The next feature we’re going to cover is ePrescribing and Patient Education.
In some ways I shouldn’t group these together, but I think they make sense together since these are both items that are logically found in the EHR. That begs the question of why a telehealth company would incorporate these features into their telehealth platform. There’s probably a list of other features that are similar, but this should illustrate the EHR features that sometimes overlap with a telehealth platform well enough.
On the one hand, easy access to ePrescribing sounds like a great feature to have in a telehealth platform. It’s kind of like the doctor walking into the exam room with a prescription pad in their pocket. Easy access to prescribing seems like a great feature to have since it’s often the final result of a visit with a patient.
The problem here is figuring out how to track the prescription in your EHR. That’s right. Even if you do a prescription in your telehealth platform, you still need that prescription added to the note in your EHR. Does that mean you’re doing double work if you have to prescribe the medication in the telehealth platform and then again in the EHR? Either that or have an interface, but that just gets really messy really quickly. Therefore, while ePrescribing in a telehealth platform seems to make sense, most people are just going to opt to open their EHR software and write the prescription the same way they would if it was a regular office visit.
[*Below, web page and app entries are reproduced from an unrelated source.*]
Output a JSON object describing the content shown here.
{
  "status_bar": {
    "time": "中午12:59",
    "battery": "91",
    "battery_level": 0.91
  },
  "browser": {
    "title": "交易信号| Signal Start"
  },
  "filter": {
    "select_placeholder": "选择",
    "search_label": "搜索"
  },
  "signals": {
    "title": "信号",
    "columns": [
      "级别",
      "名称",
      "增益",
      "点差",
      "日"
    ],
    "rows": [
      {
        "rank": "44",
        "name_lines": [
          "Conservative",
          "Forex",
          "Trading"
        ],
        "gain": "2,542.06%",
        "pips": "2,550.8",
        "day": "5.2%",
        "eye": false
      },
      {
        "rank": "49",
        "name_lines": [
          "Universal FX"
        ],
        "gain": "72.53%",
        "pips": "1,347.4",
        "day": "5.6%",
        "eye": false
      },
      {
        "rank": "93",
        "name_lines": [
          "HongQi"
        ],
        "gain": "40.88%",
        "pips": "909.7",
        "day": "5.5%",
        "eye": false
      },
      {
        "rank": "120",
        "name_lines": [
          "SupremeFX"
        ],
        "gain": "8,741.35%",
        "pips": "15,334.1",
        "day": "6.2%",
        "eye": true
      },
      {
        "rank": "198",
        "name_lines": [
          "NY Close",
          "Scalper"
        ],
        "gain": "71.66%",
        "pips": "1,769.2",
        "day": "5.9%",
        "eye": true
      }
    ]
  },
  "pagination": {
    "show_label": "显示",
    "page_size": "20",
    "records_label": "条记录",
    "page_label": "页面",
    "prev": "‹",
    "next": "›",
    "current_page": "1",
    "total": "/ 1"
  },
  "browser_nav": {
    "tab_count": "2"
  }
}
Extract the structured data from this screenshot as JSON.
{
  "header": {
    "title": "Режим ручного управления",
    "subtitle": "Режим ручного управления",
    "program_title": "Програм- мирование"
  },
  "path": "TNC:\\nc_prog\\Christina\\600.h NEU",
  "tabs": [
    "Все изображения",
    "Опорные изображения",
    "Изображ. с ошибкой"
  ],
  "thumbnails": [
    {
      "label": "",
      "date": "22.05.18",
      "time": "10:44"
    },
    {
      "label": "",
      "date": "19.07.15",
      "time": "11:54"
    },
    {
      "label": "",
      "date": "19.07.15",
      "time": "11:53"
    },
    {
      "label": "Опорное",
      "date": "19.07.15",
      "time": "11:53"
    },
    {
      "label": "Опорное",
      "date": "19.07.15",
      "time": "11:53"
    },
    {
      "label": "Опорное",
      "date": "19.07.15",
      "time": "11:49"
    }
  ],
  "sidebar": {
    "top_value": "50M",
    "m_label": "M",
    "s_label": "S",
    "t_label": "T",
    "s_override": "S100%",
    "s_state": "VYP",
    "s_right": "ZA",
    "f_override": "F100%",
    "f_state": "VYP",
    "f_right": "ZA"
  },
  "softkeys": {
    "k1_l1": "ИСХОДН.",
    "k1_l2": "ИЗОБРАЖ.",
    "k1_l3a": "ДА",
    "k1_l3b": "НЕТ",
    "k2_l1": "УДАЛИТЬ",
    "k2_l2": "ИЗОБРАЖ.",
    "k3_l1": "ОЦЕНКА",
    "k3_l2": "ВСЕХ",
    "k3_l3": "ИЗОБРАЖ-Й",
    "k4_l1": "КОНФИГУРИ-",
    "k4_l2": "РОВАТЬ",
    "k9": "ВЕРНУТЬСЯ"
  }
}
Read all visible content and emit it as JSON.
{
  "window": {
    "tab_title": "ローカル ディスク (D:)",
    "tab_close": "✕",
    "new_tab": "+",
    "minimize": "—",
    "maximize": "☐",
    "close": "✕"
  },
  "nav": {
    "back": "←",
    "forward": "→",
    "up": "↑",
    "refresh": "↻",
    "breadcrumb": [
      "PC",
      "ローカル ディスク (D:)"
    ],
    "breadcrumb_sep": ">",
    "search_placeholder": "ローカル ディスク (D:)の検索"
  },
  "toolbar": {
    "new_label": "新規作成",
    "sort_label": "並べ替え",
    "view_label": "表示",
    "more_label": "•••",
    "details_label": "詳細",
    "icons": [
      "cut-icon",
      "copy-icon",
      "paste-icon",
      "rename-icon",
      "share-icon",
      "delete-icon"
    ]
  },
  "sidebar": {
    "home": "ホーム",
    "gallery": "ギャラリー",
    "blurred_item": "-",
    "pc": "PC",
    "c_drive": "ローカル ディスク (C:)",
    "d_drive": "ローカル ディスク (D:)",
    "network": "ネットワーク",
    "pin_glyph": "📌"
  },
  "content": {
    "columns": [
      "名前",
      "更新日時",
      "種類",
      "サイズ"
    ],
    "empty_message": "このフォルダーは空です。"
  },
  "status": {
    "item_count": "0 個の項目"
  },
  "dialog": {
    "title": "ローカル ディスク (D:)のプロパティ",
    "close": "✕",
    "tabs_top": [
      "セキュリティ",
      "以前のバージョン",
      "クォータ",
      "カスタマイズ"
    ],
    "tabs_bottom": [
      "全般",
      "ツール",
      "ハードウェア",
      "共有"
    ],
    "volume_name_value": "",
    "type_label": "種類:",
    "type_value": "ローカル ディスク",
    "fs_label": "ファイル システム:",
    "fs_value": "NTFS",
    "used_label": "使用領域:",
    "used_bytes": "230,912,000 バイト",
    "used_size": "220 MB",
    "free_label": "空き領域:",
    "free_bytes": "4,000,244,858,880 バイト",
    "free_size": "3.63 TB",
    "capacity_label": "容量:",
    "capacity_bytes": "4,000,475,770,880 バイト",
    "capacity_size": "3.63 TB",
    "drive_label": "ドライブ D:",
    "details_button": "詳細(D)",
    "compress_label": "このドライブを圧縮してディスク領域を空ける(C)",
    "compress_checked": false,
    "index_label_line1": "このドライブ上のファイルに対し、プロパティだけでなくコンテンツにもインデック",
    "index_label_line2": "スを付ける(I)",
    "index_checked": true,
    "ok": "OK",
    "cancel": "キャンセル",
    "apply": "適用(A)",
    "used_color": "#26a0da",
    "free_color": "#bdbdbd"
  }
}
There’s one little exception here and that relates to direct to consumer telehealth companies. There are a whole group of telehealth companies that are designed to give you a prescription. They may not like me saying it that way, but that’s the reality. In most cases, it’s focused on drugs that you need regularly such as birth control, pain medications, the blue pill, etc and so they’ve created a telehealth platform with integrated prescriptions to make it easy for patients to get their prescriptions refilled. These are a topic for another day, but in this case it makes sense for them to have ePrescribing built in. In fact, some of them act as the pharmacy as well.
This telehealth feature is one that most telehealth companies haven’t thought much about. As I’ve talked to various telehealth vendors, the response has generally been, “Well, the doctor will just do what they’ve usually done.” Basically, the telehealth companies haven’t built any patient education that’s integrated with the platform and so they just pan it off on the doctor to deliver the patient education themselves.
In some ways, this makes a lot of sense. No doubt the doctor has a way to provide education to the patient after the visit, so why should the telehealth company reinvent the wheel? I think in many cases telehealth companies will be fine to not incorporate patient education into their platform and doctors won’t care either way. However, if your telehealth company is handling the majority of the communication including telehealth scheduling and patient form completion, then it begs the question why the telehealth company wouldn’t finish the communication with patient education.
The other aspect of patient education that’s interesting is education provided within the telehealth visit. I don’t know of any telehealth vendors that have incorporated patient education tools within the visit, but you could see why this could make sense. Basically, you could replicate the anatomical posters on the wall of the doctor’s office that they use to illustrate what’s happening with a patient. Things like this would make sense to make easily available to the doctor on a patient visit.
If this makes sense and would be easy to implement, why aren’t telehealth companies building this integrated in-visit patient education into their solution? The answer is simply that most are falling back on telehealth screen sharing capabilities to solve this problem. If you can share your desktop, then you can share any patient education material that you want with the patient during the visit. I expect this is how the majority of telehealth companies will approach in-visit patient education.
The overlap between features of an EHR and those of a telehealth software are something to keep an eye on. It’s also a reason why some think that a deeply integrated EHR telehealth solution is the right approach. Then, you already have all the EHR capabilities at your fingertips.